* **Task to complete**: Every line holding "LinkedIn" should be copied from the records below.

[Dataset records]

= = = = =

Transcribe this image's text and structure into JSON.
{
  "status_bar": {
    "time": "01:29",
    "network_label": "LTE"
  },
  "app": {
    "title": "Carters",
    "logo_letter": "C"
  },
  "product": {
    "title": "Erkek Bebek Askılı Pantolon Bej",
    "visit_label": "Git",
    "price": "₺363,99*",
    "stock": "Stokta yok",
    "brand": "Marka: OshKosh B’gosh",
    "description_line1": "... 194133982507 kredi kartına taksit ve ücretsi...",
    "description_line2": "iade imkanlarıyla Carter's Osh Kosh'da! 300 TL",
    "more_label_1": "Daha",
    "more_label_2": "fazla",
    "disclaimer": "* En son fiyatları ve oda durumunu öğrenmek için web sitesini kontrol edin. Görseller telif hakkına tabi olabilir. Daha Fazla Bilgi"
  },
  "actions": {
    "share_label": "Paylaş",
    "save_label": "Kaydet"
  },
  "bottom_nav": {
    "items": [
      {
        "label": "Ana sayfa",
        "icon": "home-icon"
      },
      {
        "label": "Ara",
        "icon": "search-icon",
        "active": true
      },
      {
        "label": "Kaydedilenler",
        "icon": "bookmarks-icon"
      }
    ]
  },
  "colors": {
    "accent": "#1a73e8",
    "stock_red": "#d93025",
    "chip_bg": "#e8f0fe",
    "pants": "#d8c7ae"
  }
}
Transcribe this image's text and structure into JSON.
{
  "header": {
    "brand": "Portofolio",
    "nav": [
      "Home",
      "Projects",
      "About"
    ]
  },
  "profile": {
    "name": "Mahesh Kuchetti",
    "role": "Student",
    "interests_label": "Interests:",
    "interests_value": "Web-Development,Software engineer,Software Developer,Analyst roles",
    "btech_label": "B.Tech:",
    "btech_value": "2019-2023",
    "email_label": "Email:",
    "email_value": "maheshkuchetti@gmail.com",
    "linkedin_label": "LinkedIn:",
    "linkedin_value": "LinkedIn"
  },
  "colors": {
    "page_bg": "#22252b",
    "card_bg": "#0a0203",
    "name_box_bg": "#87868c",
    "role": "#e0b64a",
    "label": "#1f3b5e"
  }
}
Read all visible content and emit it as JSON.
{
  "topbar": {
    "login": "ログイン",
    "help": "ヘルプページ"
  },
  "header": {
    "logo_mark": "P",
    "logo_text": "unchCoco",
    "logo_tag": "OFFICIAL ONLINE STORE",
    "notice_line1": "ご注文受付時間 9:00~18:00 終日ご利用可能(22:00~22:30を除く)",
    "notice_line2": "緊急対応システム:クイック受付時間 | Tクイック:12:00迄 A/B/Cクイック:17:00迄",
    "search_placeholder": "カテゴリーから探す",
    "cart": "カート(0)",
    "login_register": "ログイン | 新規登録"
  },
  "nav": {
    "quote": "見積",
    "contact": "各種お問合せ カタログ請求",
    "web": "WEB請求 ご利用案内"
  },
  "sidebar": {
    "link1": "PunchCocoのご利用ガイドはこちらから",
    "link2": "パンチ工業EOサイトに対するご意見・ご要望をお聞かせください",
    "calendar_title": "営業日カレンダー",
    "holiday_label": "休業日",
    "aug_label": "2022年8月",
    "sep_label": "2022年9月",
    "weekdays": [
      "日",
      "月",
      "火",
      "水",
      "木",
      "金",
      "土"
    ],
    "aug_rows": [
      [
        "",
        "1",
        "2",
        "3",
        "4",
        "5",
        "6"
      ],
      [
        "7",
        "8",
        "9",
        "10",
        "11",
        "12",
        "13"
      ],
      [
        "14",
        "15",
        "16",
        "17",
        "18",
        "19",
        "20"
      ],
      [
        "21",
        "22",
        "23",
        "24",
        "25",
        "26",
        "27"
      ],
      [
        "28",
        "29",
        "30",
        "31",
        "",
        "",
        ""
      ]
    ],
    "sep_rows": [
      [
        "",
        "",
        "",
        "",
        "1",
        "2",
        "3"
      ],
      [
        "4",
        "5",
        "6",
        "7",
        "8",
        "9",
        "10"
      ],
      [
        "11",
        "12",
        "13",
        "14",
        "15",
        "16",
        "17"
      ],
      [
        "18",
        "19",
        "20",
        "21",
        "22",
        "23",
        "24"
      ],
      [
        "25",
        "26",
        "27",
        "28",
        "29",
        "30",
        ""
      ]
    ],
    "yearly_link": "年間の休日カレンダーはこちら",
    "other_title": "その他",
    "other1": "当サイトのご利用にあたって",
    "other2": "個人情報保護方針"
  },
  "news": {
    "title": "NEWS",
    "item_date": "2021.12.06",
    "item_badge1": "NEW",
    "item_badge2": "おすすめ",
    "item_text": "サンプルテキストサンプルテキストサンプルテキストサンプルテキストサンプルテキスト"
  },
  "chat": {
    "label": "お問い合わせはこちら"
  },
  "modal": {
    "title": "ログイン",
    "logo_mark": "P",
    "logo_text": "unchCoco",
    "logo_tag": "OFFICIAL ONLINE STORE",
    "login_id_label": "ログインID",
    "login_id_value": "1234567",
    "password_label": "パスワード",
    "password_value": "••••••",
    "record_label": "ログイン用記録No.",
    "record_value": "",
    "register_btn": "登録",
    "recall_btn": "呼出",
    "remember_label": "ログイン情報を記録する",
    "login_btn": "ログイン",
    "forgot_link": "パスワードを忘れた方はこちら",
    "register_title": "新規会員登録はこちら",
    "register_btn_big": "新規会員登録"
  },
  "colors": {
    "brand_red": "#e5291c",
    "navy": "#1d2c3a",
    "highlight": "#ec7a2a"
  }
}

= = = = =

* **Reply**:
    "linkedin_label": "LinkedIn:",
    "linkedin_value": "LinkedIn"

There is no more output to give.